ASHMOLEAN ARTISTS AT HOME
Just before the Ashmolean temporarily closed, we acquired three works on paper by Berlin-based artist Salomé (b.1954). Salomé mainly works in painting, drawing, performance, and sculpture. He first became known as one of the members of the Junge Wilde (‘Young Wild’) art movement that rocked the 1980s art world with their impulsive and expressive painting style. Today, Salomé’s works can be found in public collections worldwide, ranging from Kupferstichkabinett, Berlin to MOMA, New York. Dusche III, 1987 in the Ashmolean’s collection is representative of his dynamic language, often focussing on the human body and using his personal life as inspiration. The lockdown has not influenced his art, he told me:
I have been working on my complete archive for over two years now, going through and adding works, and photographically documenting them. The archive covers over 45 years, after all. I have been making good progress, and hard disks are filling up. This takes a lot of time and things that I had forgotten about tend to appear. As an artist you are used to a ‘lockdown’ in your studio as you are mostly alone with yourself and your art. But of course my social contacts to the outside are now very limited and I miss to be vis-à-vis with my friends. At least we have substitutes today through technical media. Life goes on…
Dutch artist Marcelle Hanselaar (b.1945) lives in London and works in painting and etching. The Ashmolean represents her unique, expressive practise with a portfolio of thirty skilful etchings, The Crying Game, 2015-17, confronting the viewer with human violence in various shapes and forms. Asked about her recent experience, the artist wrote:
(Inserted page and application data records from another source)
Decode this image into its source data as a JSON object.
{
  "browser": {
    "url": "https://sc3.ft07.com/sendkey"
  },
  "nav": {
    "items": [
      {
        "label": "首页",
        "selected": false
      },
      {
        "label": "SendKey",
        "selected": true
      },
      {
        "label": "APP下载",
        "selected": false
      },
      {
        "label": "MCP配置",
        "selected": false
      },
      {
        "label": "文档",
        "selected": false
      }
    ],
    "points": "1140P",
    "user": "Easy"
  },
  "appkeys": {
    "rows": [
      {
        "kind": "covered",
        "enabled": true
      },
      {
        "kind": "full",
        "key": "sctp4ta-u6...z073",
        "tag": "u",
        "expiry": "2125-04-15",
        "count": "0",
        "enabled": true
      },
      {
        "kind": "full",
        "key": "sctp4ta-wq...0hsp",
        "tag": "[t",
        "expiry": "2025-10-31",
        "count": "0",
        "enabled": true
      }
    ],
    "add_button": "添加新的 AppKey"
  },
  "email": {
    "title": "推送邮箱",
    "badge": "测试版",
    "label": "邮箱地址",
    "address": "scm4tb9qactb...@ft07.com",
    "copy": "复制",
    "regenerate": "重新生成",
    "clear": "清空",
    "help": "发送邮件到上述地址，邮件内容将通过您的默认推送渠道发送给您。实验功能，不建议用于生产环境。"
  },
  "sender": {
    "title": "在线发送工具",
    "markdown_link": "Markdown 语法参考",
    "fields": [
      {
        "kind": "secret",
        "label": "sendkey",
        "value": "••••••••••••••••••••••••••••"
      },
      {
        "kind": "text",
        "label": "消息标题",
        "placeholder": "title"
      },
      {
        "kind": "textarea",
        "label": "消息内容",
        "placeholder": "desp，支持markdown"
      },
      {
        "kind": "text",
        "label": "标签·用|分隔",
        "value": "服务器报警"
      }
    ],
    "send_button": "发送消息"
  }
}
The restrictions have created a quiet city full of birdsong and all the studio time that I have always wanted. But I have also begun to feel its limitations tightening around my outlook. I have been going on long solitary walks, early in the morning before many people are out and physically I am healthier than ever. The constrains of a lockdown aren't just about physical, social space but very much affect our sense of time. With our plans in suspended animation and with the unknown outcome of the present situation it feels as though the future us receding into the mist like a distant past. I am working intensively on what seems to become a series of paintings. … Painting is the only way to keep me grounded in these uncanny times.